- Work request -
Drop every image, then reproduce the data exactly as given.

• • • • •

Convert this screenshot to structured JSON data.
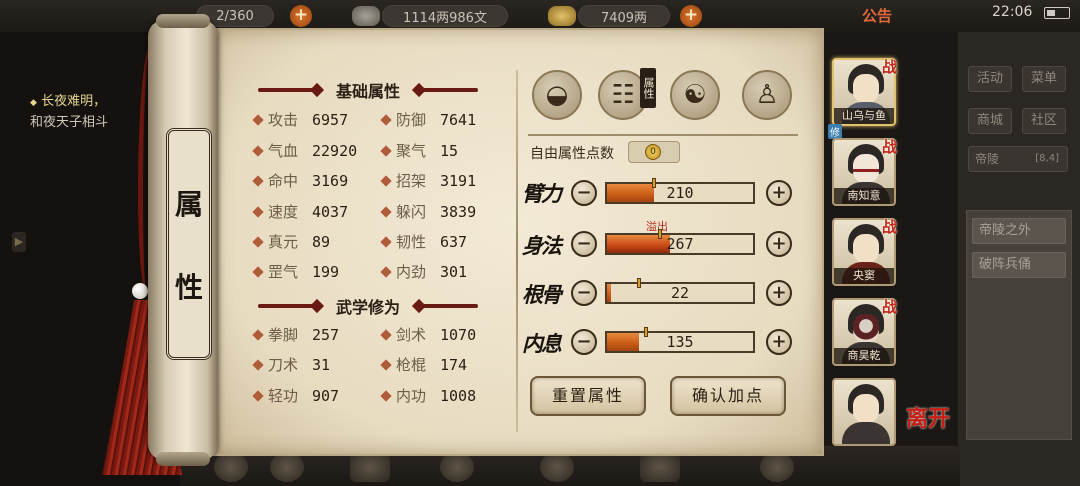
{
  "topbar": {
    "stamina": "2/360",
    "coins": "1114两986文",
    "gold": "7409两",
    "notice": "公告",
    "time": "22:06"
  },
  "quest": {
    "title": "长夜难明，",
    "sub": "和夜天子相斗"
  },
  "right_panel": {
    "buttons": [
      "活动",
      "菜单",
      "商城",
      "社区"
    ],
    "location": {
      "name": "帝陵",
      "pos": "[8,4]"
    },
    "list": [
      "帝陵之外",
      "破阵兵俑"
    ]
  },
  "scroll_title": [
    "属",
    "性"
  ],
  "sections": {
    "basic": "基础属性",
    "martial": "武学修为"
  },
  "basic_stats": [
    {
      "label": "攻击",
      "value": "6957"
    },
    {
      "label": "防御",
      "value": "7641"
    },
    {
      "label": "气血",
      "value": "22920"
    },
    {
      "label": "聚气",
      "value": "15"
    },
    {
      "label": "命中",
      "value": "3169"
    },
    {
      "label": "招架",
      "value": "3191"
    },
    {
      "label": "速度",
      "value": "4037"
    },
    {
      "label": "躲闪",
      "value": "3839"
    },
    {
      "label": "真元",
      "value": "89"
    },
    {
      "label": "韧性",
      "value": "637"
    },
    {
      "label": "罡气",
      "value": "199"
    },
    {
      "label": "内劲",
      "value": "301"
    }
  ],
  "martial_stats": [
    {
      "label": "拳脚",
      "value": "257"
    },
    {
      "label": "剑术",
      "value": "1070"
    },
    {
      "label": "刀术",
      "value": "31"
    },
    {
      "label": "枪棍",
      "value": "174"
    },
    {
      "label": "轻功",
      "value": "907"
    },
    {
      "label": "内功",
      "value": "1008"
    }
  ],
  "tabs": {
    "badge": "属性",
    "icons": [
      "character-hat-icon",
      "scroll-attribute-icon",
      "yinyang-icon",
      "body-meridian-icon"
    ]
  },
  "free_points": {
    "label": "自由属性点数",
    "value": "0"
  },
  "attributes": [
    {
      "name": "臂力",
      "value": "210",
      "fill": 0.32,
      "mark": 0.32,
      "overflow": false
    },
    {
      "name": "身法",
      "value": "267",
      "fill": 0.43,
      "mark": 0.36,
      "overflow": true
    },
    {
      "name": "根骨",
      "value": "22",
      "fill": 0.03,
      "mark": 0.22,
      "overflow": false
    },
    {
      "name": "内息",
      "value": "135",
      "fill": 0.22,
      "mark": 0.27,
      "overflow": false
    }
  ],
  "overflow_label": "溢出",
  "actions": {
    "reset": "重置属性",
    "confirm": "确认加点"
  },
  "party": [
    {
      "name": "山乌与鱼",
      "battle": "战",
      "selected": true,
      "tag": "修"
    },
    {
      "name": "南知意",
      "battle": "战",
      "selected": false
    },
    {
      "name": "央窦",
      "battle": "战",
      "selected": false
    },
    {
      "name": "商昊乾",
      "battle": "战",
      "selected": false
    },
    {
      "name": "",
      "battle": "",
      "selected": false
    }
  ],
  "leave_label": "离开",
  "colors": {
    "accent": "#c85a16",
    "battle_red": "#c02818",
    "paper": "#efe6d3",
    "ink": "#2a1e12"
  }
}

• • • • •

- Finished exercise -
Convert this screenshot to structured JSON data.
{
  "topbar": {
    "stamina": "2/360",
    "coins": "1114两986文",
    "gold": "7409两",
    "notice": "公告",
    "time": "22:06"
  },
  "quest": {
    "title": "长夜难明，",
    "sub": "和夜天子相斗"
  },
  "right_panel": {
    "buttons": [
      "活动",
      "菜单",
      "商城",
      "社区"
    ],
    "location": {
      "name": "帝陵",
      "pos": "[8,4]"
    },
    "list": [
      "帝陵之外",
      "破阵兵俑"
    ]
  },
  "scroll_title": [
    "属",
    "性"
  ],
  "sections": {
    "basic": "基础属性",
    "martial": "武学修为"
  },
  "basic_stats": [
    {
      "label": "攻击",
      "value": "6957"
    },
    {
      "label": "防御",
      "value": "7641"
    },
    {
      "label": "气血",
      "value": "22920"
    },
    {
      "label": "聚气",
      "value": "15"
    },
    {
      "label": "命中",
      "value": "3169"
    },
    {
      "label": "招架",
      "value": "3191"
    },
    {
      "label": "速度",
      "value": "4037"
    },
    {
      "label": "躲闪",
      "value": "3839"
    },
    {
      "label": "真元",
      "value": "89"
    },
    {
      "label": "韧性",
      "value": "637"
    },
    {
      "label": "罡气",
      "value": "199"
    },
    {
      "label": "内劲",
      "value": "301"
    }
  ],
  "martial_stats": [
    {
      "label": "拳脚",
      "value": "257"
    },
    {
      "label": "剑术",
      "value": "1070"
    },
    {
      "label": "刀术",
      "value": "31"
    },
    {
      "label": "枪棍",
      "value": "174"
    },
    {
      "label": "轻功",
      "value": "907"
    },
    {
      "label": "内功",
      "value": "1008"
    }
  ],
  "tabs": {
    "badge": "属性",
    "icons": [
      "character-hat-icon",
      "scroll-attribute-icon",
      "yinyang-icon",
      "body-meridian-icon"
    ]
  },
  "free_points": {
    "label": "自由属性点数",
    "value": "0"
  },
  "attributes": [
    {
      "name": "臂力",
      "value": "210",
      "fill": 0.32,
      "mark": 0.32,
      "overflow": false
    },
    {
      "name": "身法",
      "value": "267",
      "fill": 0.43,
      "mark": 0.36,
      "overflow": true
    },
    {
      "name": "根骨",
      "value": "22",
      "fill": 0.03,
      "mark": 0.22,
      "overflow": false
    },
    {
      "name": "内息",
      "value": "135",
      "fill": 0.22,
      "mark": 0.27,
      "overflow": false
    }
  ],
  "overflow_label": "溢出",
  "actions": {
    "reset": "重置属性",
    "confirm": "确认加点"
  },
  "party": [
    {
      "name": "山乌与鱼",
      "battle": "战",
      "selected": true,
      "tag": "修"
    },
    {
      "name": "南知意",
      "battle": "战",
      "selected": false
    },
    {
      "name": "央窦",
      "battle": "战",
      "selected": false
    },
    {
      "name": "商昊乾",
      "battle": "战",
      "selected": false
    },
    {
      "name": "",
      "battle": "",
      "selected": false
    }
  ],
  "leave_label": "离开",
  "colors": {
    "accent": "#c85a16",
    "battle_red": "#c02818",
    "paper": "#efe6d3",
    "ink": "#2a1e12"
  }
}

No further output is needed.